◆ SOURCE INFORMATION:
::::
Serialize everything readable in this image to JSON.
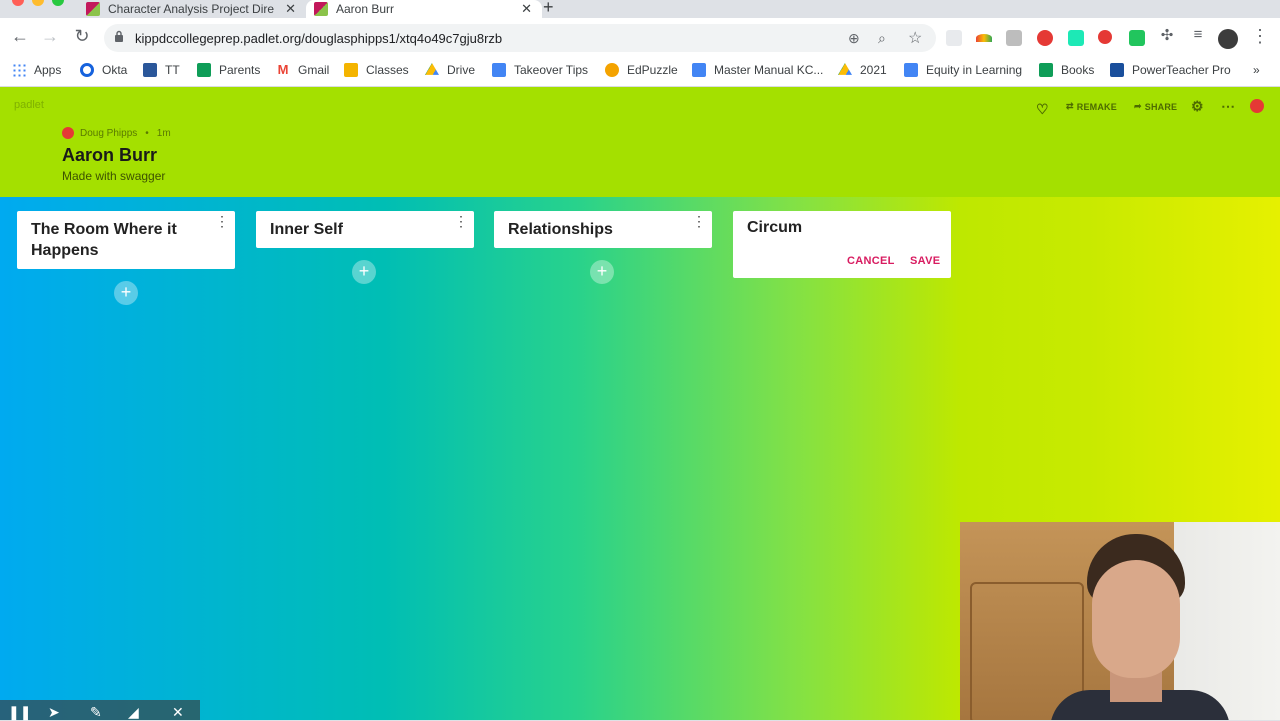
{
  "browser": {
    "tabs": [
      {
        "title": "Character Analysis Project Dire",
        "active": false
      },
      {
        "title": "Aaron Burr",
        "active": true
      }
    ],
    "url": "kippdccollegeprep.padlet.org/douglasphipps1/xtq4o49c7gju8rzb",
    "bookmarks": [
      {
        "label": "Apps",
        "icon": "apps-grid-icon",
        "color": "#4285f4"
      },
      {
        "label": "Okta",
        "icon": "okta-icon",
        "color": "#1662dd"
      },
      {
        "label": "TT",
        "icon": "word-icon",
        "color": "#2b579a"
      },
      {
        "label": "Parents",
        "icon": "sheets-icon",
        "color": "#0f9d58"
      },
      {
        "label": "Gmail",
        "icon": "gmail-icon",
        "color": "#ea4335"
      },
      {
        "label": "Classes",
        "icon": "classroom-icon",
        "color": "#f4b400"
      },
      {
        "label": "Drive",
        "icon": "drive-icon",
        "color": "#0f9d58"
      },
      {
        "label": "Takeover Tips",
        "icon": "docs-icon",
        "color": "#4285f4"
      },
      {
        "label": "EdPuzzle",
        "icon": "edpuzzle-icon",
        "color": "#f4a300"
      },
      {
        "label": "Master Manual KC...",
        "icon": "docs-icon",
        "color": "#4285f4"
      },
      {
        "label": "2021",
        "icon": "drive-icon",
        "color": "#0f9d58"
      },
      {
        "label": "Equity in Learning",
        "icon": "docs-icon",
        "color": "#4285f4"
      },
      {
        "label": "Books",
        "icon": "sheets-icon",
        "color": "#0f9d58"
      },
      {
        "label": "PowerTeacher Pro",
        "icon": "powerteacher-icon",
        "color": "#1a4f9c"
      }
    ],
    "more_bookmarks": "»"
  },
  "padlet": {
    "brand": "padlet",
    "author": "Doug Phipps",
    "time": "1m",
    "title": "Aaron Burr",
    "subtitle": "Made with swagger",
    "actions": {
      "remake": "REMAKE",
      "share": "SHARE"
    },
    "columns": [
      {
        "title": "The Room Where it Happens"
      },
      {
        "title": "Inner Self"
      },
      {
        "title": "Relationships"
      }
    ],
    "new_column": {
      "value": "Circum",
      "cancel": "CANCEL",
      "save": "SAVE"
    }
  },
  "colors": {
    "header_bg": "#a4e000",
    "accent_pink": "#d81b60"
  }
}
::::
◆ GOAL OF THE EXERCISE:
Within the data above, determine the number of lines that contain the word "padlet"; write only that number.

◆ TASK OUTPUT:
3